Each line below that includes the word "placeholder" is to be reported.

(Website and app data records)
====================
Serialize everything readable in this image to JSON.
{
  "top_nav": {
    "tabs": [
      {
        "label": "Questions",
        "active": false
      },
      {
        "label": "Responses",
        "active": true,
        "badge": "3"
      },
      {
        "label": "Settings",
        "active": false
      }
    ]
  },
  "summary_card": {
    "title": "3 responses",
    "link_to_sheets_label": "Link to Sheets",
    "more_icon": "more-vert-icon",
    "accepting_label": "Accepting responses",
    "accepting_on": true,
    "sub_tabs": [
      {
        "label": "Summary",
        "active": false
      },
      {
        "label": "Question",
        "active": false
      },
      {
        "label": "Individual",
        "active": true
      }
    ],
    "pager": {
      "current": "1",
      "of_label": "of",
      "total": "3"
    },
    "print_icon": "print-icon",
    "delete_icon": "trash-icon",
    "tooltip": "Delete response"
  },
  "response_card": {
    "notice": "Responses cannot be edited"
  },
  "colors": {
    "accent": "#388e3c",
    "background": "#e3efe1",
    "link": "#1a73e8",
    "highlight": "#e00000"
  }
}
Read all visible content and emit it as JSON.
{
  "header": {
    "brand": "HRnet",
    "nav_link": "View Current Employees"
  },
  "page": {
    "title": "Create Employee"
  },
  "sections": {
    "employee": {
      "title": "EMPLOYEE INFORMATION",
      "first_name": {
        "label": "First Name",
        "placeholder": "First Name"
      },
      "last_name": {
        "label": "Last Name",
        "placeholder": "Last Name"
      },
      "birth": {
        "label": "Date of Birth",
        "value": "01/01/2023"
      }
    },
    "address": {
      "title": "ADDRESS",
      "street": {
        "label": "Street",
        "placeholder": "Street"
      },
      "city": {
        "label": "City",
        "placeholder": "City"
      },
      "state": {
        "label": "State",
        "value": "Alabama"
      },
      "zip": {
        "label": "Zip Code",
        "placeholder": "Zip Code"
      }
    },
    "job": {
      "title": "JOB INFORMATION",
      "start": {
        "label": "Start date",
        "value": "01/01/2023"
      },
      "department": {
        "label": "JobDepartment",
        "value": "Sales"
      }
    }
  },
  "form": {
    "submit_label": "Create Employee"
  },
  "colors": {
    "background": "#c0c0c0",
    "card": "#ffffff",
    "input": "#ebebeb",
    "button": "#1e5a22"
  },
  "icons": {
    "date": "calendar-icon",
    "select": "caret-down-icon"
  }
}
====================
- **SOLUTION TO THIS EXERCISE**:
        "placeholder": "First Name"
        "placeholder": "Last Name"
        "placeholder": "Street"
        "placeholder": "City"
        "placeholder": "Zip Code"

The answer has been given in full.